* **TASK PROMPT**
Using the data below, count the lines where "bold" appears, and answer with the number alone.

EXTRACTED DATA Start Marker

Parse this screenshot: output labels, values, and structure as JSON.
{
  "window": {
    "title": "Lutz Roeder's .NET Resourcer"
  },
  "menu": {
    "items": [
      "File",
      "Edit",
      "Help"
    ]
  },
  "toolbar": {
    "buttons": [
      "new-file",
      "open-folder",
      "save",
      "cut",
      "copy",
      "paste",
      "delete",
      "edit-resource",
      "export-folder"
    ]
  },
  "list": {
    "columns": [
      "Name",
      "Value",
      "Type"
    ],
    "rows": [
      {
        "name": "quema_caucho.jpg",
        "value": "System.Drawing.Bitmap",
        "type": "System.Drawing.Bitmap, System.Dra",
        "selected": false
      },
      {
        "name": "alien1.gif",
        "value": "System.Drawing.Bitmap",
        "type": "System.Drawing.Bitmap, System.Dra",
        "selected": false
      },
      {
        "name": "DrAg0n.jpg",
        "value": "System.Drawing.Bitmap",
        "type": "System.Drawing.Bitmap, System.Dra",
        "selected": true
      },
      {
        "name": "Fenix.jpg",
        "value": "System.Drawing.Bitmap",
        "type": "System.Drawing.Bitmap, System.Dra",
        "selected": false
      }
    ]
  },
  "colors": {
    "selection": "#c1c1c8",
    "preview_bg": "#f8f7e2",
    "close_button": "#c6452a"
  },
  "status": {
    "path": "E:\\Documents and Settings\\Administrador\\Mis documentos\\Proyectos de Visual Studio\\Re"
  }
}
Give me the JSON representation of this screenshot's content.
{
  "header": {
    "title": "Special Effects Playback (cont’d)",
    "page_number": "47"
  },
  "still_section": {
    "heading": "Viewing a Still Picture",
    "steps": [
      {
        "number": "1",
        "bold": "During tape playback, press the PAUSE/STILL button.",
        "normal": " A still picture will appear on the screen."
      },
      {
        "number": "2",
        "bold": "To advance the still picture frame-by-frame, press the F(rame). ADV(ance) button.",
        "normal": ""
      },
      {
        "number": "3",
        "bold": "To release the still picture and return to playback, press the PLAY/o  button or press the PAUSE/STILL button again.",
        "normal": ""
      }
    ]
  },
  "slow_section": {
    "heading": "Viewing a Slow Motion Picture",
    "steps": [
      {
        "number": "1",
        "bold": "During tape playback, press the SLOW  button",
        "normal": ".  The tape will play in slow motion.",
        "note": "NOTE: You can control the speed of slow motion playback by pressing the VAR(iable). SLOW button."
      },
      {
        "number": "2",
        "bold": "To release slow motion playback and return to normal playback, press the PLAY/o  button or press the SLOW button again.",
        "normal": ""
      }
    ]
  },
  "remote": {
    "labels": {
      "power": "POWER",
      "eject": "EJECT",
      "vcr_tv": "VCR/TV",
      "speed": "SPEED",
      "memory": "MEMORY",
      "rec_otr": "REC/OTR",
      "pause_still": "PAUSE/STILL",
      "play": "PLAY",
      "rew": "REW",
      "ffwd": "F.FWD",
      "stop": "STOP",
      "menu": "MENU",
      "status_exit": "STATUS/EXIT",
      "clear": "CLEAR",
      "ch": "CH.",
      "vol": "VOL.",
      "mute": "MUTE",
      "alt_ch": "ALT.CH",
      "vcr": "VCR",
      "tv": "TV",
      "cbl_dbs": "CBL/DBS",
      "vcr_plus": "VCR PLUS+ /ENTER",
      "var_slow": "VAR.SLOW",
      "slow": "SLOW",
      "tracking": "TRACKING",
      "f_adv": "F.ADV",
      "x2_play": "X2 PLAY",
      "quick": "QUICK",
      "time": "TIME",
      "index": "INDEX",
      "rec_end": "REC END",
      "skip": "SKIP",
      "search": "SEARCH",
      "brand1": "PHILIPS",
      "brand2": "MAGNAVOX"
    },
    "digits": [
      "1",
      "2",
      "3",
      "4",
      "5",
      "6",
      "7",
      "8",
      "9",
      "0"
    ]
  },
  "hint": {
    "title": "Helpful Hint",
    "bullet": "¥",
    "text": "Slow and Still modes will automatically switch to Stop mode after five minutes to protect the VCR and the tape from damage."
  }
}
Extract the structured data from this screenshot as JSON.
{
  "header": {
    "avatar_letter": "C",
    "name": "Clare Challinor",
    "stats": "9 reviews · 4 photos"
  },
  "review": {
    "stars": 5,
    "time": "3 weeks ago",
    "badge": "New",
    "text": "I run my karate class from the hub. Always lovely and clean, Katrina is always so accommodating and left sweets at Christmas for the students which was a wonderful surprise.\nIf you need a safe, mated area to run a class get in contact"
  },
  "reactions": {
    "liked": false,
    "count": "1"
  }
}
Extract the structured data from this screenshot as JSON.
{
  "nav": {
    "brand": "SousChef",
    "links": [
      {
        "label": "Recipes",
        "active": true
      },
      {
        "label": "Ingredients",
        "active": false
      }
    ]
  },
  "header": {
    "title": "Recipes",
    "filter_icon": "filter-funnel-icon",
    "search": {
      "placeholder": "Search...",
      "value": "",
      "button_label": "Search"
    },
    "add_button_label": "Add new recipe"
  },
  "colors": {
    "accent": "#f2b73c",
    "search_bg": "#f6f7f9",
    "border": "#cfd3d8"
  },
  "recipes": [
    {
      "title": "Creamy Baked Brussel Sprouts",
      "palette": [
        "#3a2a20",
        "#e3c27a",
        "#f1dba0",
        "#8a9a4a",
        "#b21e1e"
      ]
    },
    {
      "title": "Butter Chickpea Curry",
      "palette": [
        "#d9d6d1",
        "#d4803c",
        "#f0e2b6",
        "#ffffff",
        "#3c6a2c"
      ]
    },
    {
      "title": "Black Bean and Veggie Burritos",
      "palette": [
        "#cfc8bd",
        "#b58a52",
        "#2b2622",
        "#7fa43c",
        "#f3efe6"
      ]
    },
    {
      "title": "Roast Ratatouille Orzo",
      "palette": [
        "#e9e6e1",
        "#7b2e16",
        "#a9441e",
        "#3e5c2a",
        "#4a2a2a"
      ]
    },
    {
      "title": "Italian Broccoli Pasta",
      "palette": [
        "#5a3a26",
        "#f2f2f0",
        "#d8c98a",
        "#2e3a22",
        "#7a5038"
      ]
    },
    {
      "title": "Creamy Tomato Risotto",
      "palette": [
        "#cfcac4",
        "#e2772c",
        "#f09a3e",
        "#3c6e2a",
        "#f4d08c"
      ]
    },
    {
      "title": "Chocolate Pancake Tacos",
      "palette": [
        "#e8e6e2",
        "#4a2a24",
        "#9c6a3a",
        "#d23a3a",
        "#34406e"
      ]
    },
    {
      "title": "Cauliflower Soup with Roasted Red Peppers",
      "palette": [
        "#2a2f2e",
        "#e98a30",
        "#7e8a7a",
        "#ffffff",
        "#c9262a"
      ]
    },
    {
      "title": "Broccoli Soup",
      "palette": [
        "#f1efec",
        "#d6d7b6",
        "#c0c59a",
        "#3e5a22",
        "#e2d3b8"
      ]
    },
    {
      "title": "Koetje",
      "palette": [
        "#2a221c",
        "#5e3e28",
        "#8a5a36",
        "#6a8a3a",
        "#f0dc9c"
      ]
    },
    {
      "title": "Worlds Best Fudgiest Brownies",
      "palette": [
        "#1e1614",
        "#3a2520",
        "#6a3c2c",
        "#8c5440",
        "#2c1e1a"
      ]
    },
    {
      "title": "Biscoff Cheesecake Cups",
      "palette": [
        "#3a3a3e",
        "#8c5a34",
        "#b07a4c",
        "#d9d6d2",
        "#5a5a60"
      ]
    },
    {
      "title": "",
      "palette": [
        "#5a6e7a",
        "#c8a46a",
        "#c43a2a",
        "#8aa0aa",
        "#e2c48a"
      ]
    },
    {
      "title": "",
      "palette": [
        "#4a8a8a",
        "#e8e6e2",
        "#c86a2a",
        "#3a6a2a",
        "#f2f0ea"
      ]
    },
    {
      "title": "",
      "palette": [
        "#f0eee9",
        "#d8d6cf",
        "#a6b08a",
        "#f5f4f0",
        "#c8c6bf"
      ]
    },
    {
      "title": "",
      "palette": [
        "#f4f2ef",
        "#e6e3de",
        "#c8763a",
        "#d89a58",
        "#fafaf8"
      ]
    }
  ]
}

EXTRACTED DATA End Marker

* **RESULT OF THIS EXERCISE**
5